Despite those criticisms, Davidson rose to the top of the 57 candidates and eight finalists who applied for the job as Moab’s top administrator. Shortly after the city hired her, Sakrison praised Davidson for her background in engineering, as well as her human resources skills.
“Her experience was paramount,” the mayor said in March 2015. “She’s had a broad range of municipal experiences dealing with large capital improvement projects, along with human resources. She covers the bases pretty well.”
Just a few months into the job, though, Davidson upset many in the commmunity when the city terminated, or “restructured,” the positions of longtime city employees David Olsen and Ken Davey.
Davidson has said the city needed to reorganize its previous organizational structure, which appeared to be “kind of jumbled,” and pulled her in different directions. Before the city implemented the changes, Davidson received 11 direct reports from city department heads. But under the reorganization, she said, fewer departments would report directly to her.
The two men’s friends and supporters were skeptical of that justification, though, and they raised questions about other possible motives behind the decision to fire Olsen and Davey.
The criticisms of Davidson continued when former Moab City Public Works Director Jeff Foster resigned in January 2016, telling the Moab Sun News that he could no longer work under the conditions that “management” created. Foster’s position has remained vacant since he left the job.
Following the departures of Foster and others, Davidson said she had no idea how to respond to concerns that the loss of prominent, longtime city employees has created a climate of “fear and paranoia” among others.
“If there’s a sense that something’s wrong there, I don’t know what it is,” Davidson said in March 2016.
At that time, Sakrison defended Davidson, saying that she actively worked on the goals that the city council laid out for her, including efforts to address Moab’s affordable housing crisis, and the growing number of special events in the community.
Jones sees support for more transparency at council meetings
Many of the decisions that Davidson was involved with originated during executive closed sessions that are not open to the public or the media.
Since Davidson took the reins as city manager, the council has held nearly two dozen closed sessions to discuss personnel matters or “pending or reasonably imminent” litigation. In comparison, the council held seven closed sessions during former Moab City Manager Donna Metzler’s last 12 months on the job, and three of those sessions were held in the weeks before Metzler resigned to pursue her dream of becoming a teacher.
Jones said he understands the importance of avoiding closed-session discussions, in cases when nothing is stopping the council from discussing specific issues out in the open.
“I can say for myself and a number of other council members that there is a desire to conduct our business as openly as possible, and it seems like staff is aware of that, as well,” he said.
However, the identity of a candidate to replace Davidson in the short term remained a secret that the city kept to itself, as of earlier this week.

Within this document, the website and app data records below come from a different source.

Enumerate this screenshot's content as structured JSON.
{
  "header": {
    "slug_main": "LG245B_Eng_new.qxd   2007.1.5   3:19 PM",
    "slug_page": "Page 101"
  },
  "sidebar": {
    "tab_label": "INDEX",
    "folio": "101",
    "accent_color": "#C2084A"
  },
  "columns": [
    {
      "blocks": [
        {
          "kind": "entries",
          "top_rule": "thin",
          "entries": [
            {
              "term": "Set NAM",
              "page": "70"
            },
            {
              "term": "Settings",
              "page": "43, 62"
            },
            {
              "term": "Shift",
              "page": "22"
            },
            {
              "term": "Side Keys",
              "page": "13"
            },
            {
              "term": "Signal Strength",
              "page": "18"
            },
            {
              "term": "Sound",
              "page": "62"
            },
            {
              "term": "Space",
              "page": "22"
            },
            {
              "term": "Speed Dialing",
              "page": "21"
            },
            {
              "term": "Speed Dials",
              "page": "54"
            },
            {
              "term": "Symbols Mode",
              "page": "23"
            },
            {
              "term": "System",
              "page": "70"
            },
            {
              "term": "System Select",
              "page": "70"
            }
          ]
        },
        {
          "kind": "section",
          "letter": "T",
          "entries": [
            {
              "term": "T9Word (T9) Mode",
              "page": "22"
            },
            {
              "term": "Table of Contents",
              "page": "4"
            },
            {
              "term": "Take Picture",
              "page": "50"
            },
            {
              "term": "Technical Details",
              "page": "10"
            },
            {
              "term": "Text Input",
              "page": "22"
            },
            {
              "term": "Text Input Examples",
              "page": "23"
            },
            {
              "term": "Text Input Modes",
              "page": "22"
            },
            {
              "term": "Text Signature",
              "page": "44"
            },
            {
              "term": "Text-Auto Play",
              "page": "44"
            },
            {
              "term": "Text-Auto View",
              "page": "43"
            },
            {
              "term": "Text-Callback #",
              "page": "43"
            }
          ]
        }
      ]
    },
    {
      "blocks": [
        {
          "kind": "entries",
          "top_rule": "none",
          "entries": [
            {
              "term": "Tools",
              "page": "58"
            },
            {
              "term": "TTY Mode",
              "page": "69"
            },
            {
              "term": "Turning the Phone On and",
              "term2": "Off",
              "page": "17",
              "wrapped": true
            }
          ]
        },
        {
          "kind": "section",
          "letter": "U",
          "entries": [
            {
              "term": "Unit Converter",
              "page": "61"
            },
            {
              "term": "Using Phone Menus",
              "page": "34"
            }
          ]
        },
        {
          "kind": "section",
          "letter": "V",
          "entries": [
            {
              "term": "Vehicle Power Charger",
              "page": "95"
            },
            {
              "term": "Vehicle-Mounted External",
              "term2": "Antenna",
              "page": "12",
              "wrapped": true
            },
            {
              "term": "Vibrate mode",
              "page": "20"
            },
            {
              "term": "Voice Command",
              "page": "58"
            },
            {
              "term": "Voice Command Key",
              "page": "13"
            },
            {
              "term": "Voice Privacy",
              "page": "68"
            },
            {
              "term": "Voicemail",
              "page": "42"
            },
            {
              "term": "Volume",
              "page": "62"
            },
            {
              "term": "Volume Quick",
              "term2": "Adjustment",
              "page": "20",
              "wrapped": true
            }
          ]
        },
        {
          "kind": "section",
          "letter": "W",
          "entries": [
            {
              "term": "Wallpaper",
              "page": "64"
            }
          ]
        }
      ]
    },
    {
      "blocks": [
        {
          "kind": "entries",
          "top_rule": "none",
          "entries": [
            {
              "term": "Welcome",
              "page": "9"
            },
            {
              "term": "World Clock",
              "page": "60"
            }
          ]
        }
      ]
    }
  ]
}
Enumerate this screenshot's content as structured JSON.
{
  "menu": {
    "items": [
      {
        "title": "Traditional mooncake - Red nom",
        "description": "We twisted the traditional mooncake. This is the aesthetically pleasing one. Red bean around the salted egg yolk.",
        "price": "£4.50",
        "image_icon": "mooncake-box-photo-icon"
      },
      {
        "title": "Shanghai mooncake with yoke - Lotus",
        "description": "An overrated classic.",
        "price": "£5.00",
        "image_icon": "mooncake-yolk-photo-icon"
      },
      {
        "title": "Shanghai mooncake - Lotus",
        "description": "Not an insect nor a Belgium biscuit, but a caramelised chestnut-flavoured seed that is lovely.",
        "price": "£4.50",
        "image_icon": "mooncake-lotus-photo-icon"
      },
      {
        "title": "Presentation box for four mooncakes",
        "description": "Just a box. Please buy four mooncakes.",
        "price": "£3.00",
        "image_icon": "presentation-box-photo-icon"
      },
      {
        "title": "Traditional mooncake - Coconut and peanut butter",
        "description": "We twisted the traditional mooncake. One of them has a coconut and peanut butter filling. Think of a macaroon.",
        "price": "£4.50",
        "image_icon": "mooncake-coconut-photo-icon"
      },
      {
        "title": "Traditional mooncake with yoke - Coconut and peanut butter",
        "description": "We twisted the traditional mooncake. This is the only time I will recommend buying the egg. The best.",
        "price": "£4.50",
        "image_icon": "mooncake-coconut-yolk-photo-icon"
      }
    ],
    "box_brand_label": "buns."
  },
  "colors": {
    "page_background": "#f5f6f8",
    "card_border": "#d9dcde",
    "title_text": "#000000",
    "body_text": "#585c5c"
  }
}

The council is scheduled to review a contract with that person for the interim city manager position on Thursday, Oct. 6, at 5:30 p.m. The meeting is open to the public.
Bailey said the interim manager can alleviate the weeks-long burden on Moab City Recorder Rachel Stenta, who has served as acting city manager in Davidson’s absence.
“She was a bit overwhelmed during that time, and she’s even more overwhelmed now,” Bailey said. “She can’t do both jobs. Hiring an interim (city manager) would give us a chance … to develop what we want to see in a new city manager and allow us time to search for a manager.”
Council votes 3-1 to terminate Rebecca Davidson’s three-year contract